A pacemaker is a device that can protect you against certain abnormal heart rhythms by constantly monitoring your heart. The pacemaker is able to detect a slow heart rhythm (bradycardia) and produce electrical impulses to increase your heart rate. If your heartbeat is too slow, there is not enough blood pumped to meet your body's needs. This may make you feel tired, weak, lightheaded or short of breath. A pacemaker restores the proper heart rate and rhythm.
Usually the pacemaker is implanted in the upper chest area just below the collarbone. The pacemaker is very small in size; most weigh an ounce or less. The pacemaker consists of a pulse generator (a battery and an electrical circuit) and a lead wire. The wire, or pacing lead, is threaded through a vein leading to the heart. The lead carries information about your heart rhythm back to the generator. It also is used to transmit needed electrical impulses to the heart. The leads and the generator are connected after proper placement is confirmed. The doctor will program the pacemaker to best fit your specific needs.
The pacemaker placement takes about two hours and is done in the Electrophysiology (EP) Lab.
Life with Your Pacemaker
Magnets and Electrical Devices
Normal use of properly operating household appliances will not damage your pacemaker. Using electric arc welders or working on automobile ignition systems will also not damage your pacemaker but they can interfere with the pacemaker function. If you are using electrical equipment or working around running motors and you become lightheaded or feel palpitations, turn the equipment off or walk away from it. Normal pacemaker function should resume.
It is important to notify all of your doctors that you have a pacemaker. If there are any questions concerning specific tests, we can provide you with further information.

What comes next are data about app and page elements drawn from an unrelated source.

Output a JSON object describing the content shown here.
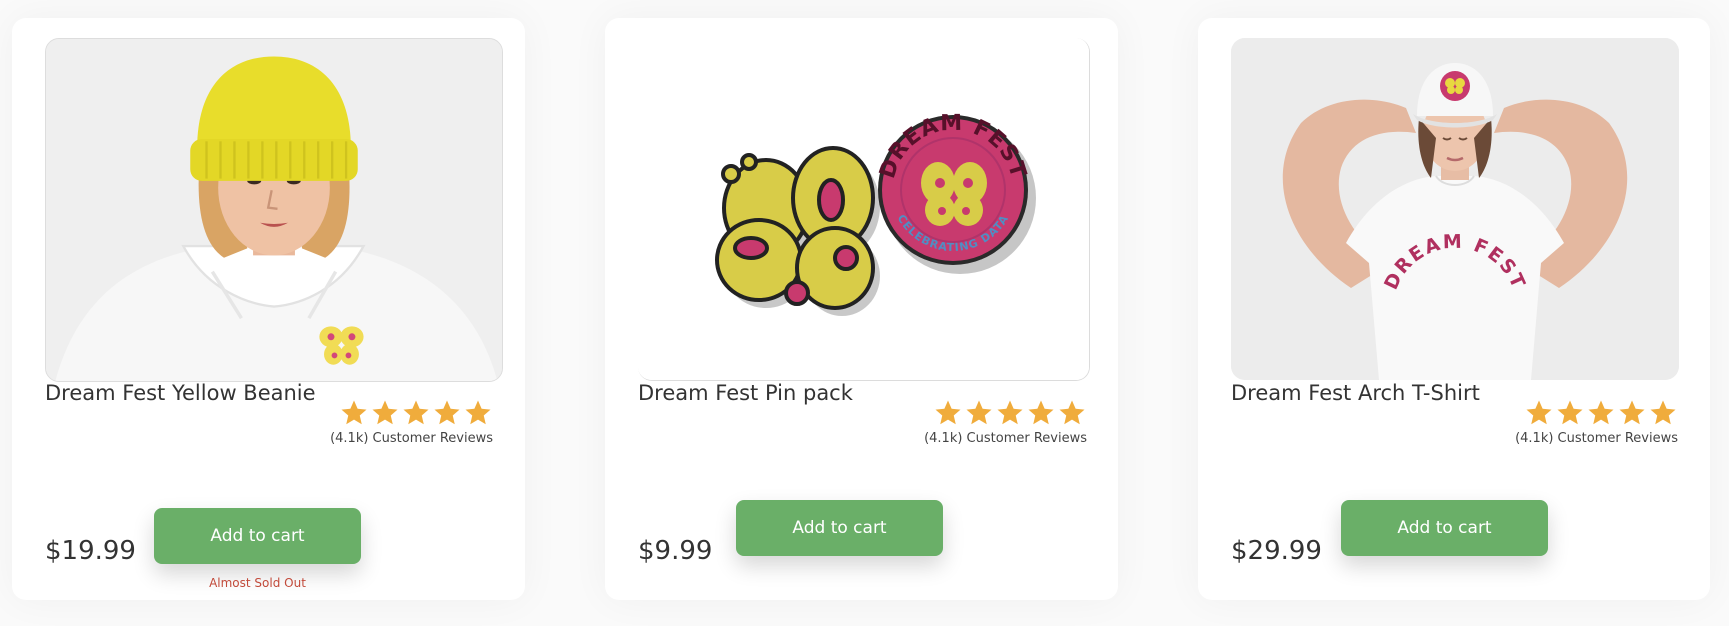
{
  "colors": {
    "accent_button": "#6aaf68",
    "star": "#f0ac3c",
    "alert": "#c24a3a",
    "brand_pink": "#c83a6e",
    "brand_yellow": "#d8cc48"
  },
  "products": [
    {
      "title": "Dream Fest Yellow Beanie",
      "rating": 5,
      "reviews": "(4.1k) Customer Reviews",
      "price": "$19.99",
      "cta": "Add to cart",
      "stock_note": "Almost Sold Out",
      "image_icon": "beanie-model-photo"
    },
    {
      "title": "Dream Fest Pin pack",
      "rating": 5,
      "reviews": "(4.1k) Customer Reviews",
      "price": "$9.99",
      "cta": "Add to cart",
      "image_icon": "enamel-pins-photo",
      "pin_text_top": "DREAM FEST",
      "pin_text_bottom": "CELEBRATING DATA"
    },
    {
      "title": "Dream Fest Arch T-Shirt",
      "rating": 5,
      "reviews": "(4.1k) Customer Reviews",
      "price": "$29.99",
      "cta": "Add to cart",
      "image_icon": "tshirt-model-photo",
      "shirt_text": "DREAM FEST"
    }
  ]
}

After your pacemaker is implanted, you will be followed closely by your doctor to assure that it is working properly. Your follow-up care will be managed through the pacemaker clinic. The pacemaker may be re-programmed to fit your needs; examining and adjusting the pacemaker is quick and painless. Your pacemaker will last up to 10 years (this varies according to how often it is used and how it is programmed). Part of your follow-up involves checking the battery life of your device. It is very important that you keep your appointments.
Center for Heart Rhythm Disorders